## Page and application data records
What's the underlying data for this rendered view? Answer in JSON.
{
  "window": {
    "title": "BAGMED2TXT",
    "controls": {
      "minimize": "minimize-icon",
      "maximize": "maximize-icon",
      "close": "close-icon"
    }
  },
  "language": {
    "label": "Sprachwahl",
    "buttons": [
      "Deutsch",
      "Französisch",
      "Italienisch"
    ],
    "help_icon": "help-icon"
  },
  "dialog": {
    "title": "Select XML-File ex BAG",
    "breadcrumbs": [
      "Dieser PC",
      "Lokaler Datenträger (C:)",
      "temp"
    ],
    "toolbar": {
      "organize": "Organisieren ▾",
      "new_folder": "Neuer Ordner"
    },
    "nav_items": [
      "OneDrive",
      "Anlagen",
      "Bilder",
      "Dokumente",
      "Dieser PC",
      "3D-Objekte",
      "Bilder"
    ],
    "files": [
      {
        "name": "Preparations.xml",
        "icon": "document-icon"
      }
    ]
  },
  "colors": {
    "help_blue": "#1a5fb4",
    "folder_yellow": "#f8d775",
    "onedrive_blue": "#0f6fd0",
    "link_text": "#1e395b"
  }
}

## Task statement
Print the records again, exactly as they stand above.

## Result
What's the underlying data for this rendered view? Answer in JSON.
{
  "window": {
    "title": "BAGMED2TXT",
    "controls": {
      "minimize": "minimize-icon",
      "maximize": "maximize-icon",
      "close": "close-icon"
    }
  },
  "language": {
    "label": "Sprachwahl",
    "buttons": [
      "Deutsch",
      "Französisch",
      "Italienisch"
    ],
    "help_icon": "help-icon"
  },
  "dialog": {
    "title": "Select XML-File ex BAG",
    "breadcrumbs": [
      "Dieser PC",
      "Lokaler Datenträger (C:)",
      "temp"
    ],
    "toolbar": {
      "organize": "Organisieren ▾",
      "new_folder": "Neuer Ordner"
    },
    "nav_items": [
      "OneDrive",
      "Anlagen",
      "Bilder",
      "Dokumente",
      "Dieser PC",
      "3D-Objekte",
      "Bilder"
    ],
    "files": [
      {
        "name": "Preparations.xml",
        "icon": "document-icon"
      }
    ]
  },
  "colors": {
    "help_blue": "#1a5fb4",
    "folder_yellow": "#f8d775",
    "onedrive_blue": "#0f6fd0",
    "link_text": "#1e395b"
  }
}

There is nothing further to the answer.